It was alright. Yeah. Last question. What's your number one goal for the next 12 months?
Beverley Agbakoba-Onyejianya 26:04
Oh, my number one goal is digital content. I am really fully embracing you know, that digital content is the way forward. This podcast we're on right now is another amazing example of digital content. So I'm going to be focusing on you know, just yeah, trying to do something with another brand. I've got that in the works right now. My podcasts develop your A game. Yeah, I'm gonna be working a lot on that and see using my legal expertise into that, too. So what is space?
Andrew Stotz 26:41
Actually, we will watch it in 12 months from now. Let's follow up.
Andrew Stotz 26:47
listeners, there you have it another story of loss to keep you winning. Remember to go to my worst investment ever.com slash Academy to get free access to my short course. six ways to lose your money and strict six strategies to win. As we conclude. Beverly, I want to thank you again for coming on the show and on behalf of a starts Academy. I hereby award you alumni status for turning your worst investment ever into your best teaching moment. Do you have any parting words for the audience?
Beverley Agbakoba-Onyejianya 27:18
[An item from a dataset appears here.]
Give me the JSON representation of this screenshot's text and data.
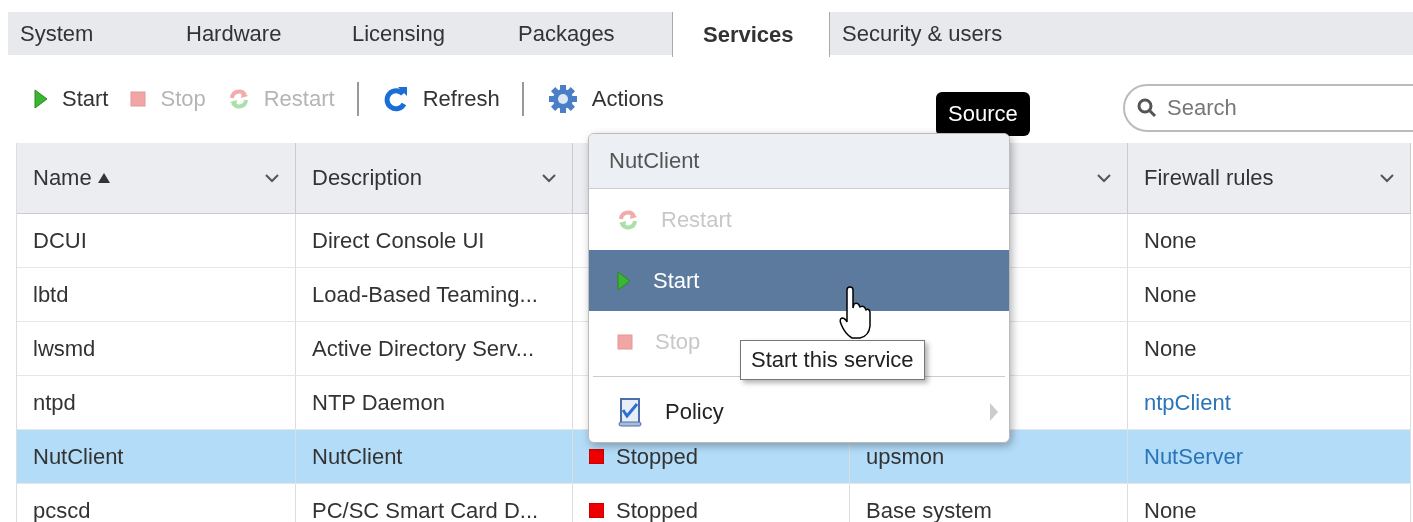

Yes, I do. Just stay consistent. stay consistent and be a stay authentic.
Andrew Stotz 27:25
Beautiful, beautiful. Well, that's a wrap on another great story to help us create, grow and most importantly protect our well fellow risk takers. This is your worst podcast host Andrew Stotz saying I'll see you on the upside.
Connect with Beverley Agbakoba-Onyejianya
- How to Start Building Your Wealth Investing in the Stock Market
- My Worst Investment Ever
- 9 Valuation Mistakes and How to Avoid Them
- Transform Your Business with Dr.Deming’s 14 Points
Andrew’s online programs
- Valuation Master Class
- How to Start Building Your Wealth Investing in the Stock Market
- Finance Made Ridiculously Simple
- Become a Great Presenter and Increase Your Influence
- Transform Your Business with Dr. Deming’s 14 Points